Concluding round of political negotiations at the CBD COP 15 in Montréal starts with the aim of stopping biodiversity loss
Starting today, Federal Environment Minister Steffi Lemke will directly participate in the negotiations for a new, ambitious global biodiversity framework at the UN Biodiversity Conference in Montréal, Canada. More than 100 ministers are expected to attend the high-level segment of the conference, where the final political negotiations are taking place. The German Environment Ministry and its partner countries are presenting multiple new initiatives, one of which is intended to ensure that all countries can implement a new, ambitious global biodiversity framework as quickly as possible to kick off the urgently needed trend reversal in biodiversity conservation. At the high-level segment, Federal Environment Minister Lemke will be accompanied by Stefan Tidow, State Secretary at the BMUV, and Jochen Flasbarth, State Secretary at the BMZ.

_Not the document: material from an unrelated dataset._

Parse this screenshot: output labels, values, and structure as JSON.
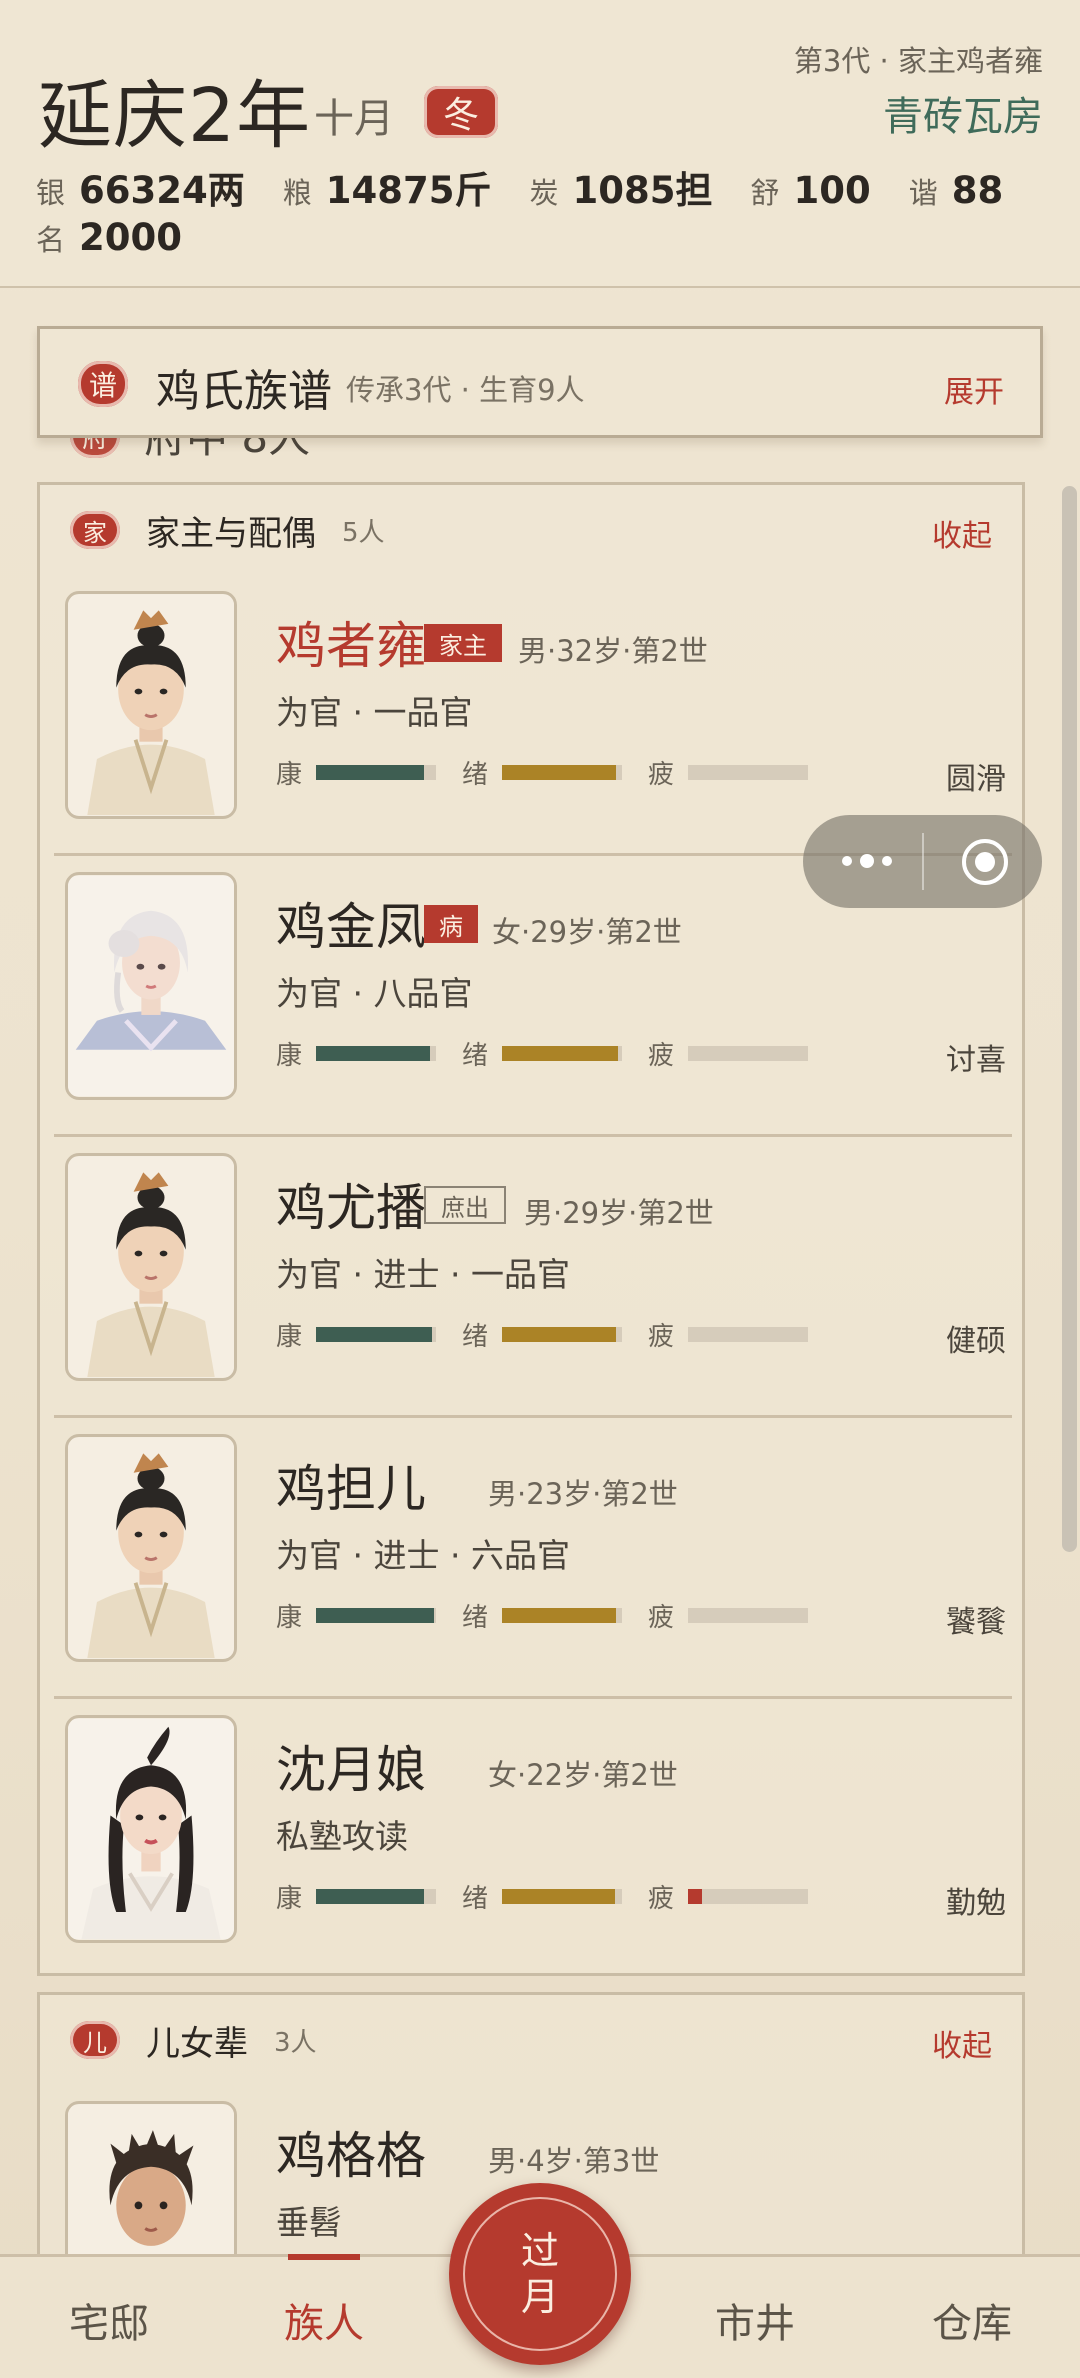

Federal Environment Minister Steffi Lemke remarked: “In Montréal we have to take concrete steps to stop biodiversity loss. Three things are especially important to me in the final negotiations. First, the new, ambitious global biodiversity framework must contain bold and measurable targets. This alone is not enough. Second, we urgently need effective implementation and compliance mechanisms. Third, we need sufficient financial resources for swift implementation of the new targets. I appeal to all countries and partners and ask that we jointly take the required steps in Montréal to secure the foundations of our lives for the future. Global biodiversity loss and the loss of ecosystems and nature-based services important to human life must finally be reversed. We must move from destruction to restoration and sustainable use of nature.”
A week of intensive negotiations is now behind the approx. 4,000 delegates who travelled to attend the 15th Conference of the Parties to the Convention on Biological Diversity (CBD COP 15) in Montréal, Canada. The strong political presence starting from the second week of the conference increases the pressure to push for ambitious targets and effective implementation mechanisms for worldwide conservation, sustainable use and restoration of nature. The main sticking points at COP 15 include the level of ambition of the global biodiversity framework, digital sequence information on genetic resources (DSI) and resource mobilisation. In Montréal, Federal Environment Minister Lemke will launch many new initiatives together with international partners in order to move swiftly to implementation following adoption of the new global biodiversity framework. Marine protection, nature-friendly use of the world oceans and marine restoration targets also play a key role at CBD COP 15. For example, decisions are expected on the sustainable use of marine biodiversity that address the increasing pressures of anthropogenic activity on the oceans.
The negotiations so far at the CBD COP have been constructive overall. Breakthroughs were made on agenda items including the two Protocols of the CBD (Nagoya Protocol and Cartagena Protocol) as well as on specific nature conservation issues. In particular, lack of financing is a recurring topic in the negotiations. UN Secretary-General Guterres and Canada’s Prime Minister Trudeau opened the conference by cautioning the Contracting Parties to take their responsibility to present and future generations seriously. Non-governmental organisations, indigenous groups, multilateral organisations, representatives of science and business and of course young people are calling emphatically for an ambitious global biodiversity framework with strong implementation mechanisms and sufficient financial resources. At the UN General Assembly in September 2022, Federal Chancellor Olaf Scholz already committed Germany to providing 1.5 billion euros for international biodiversity financing from 2025.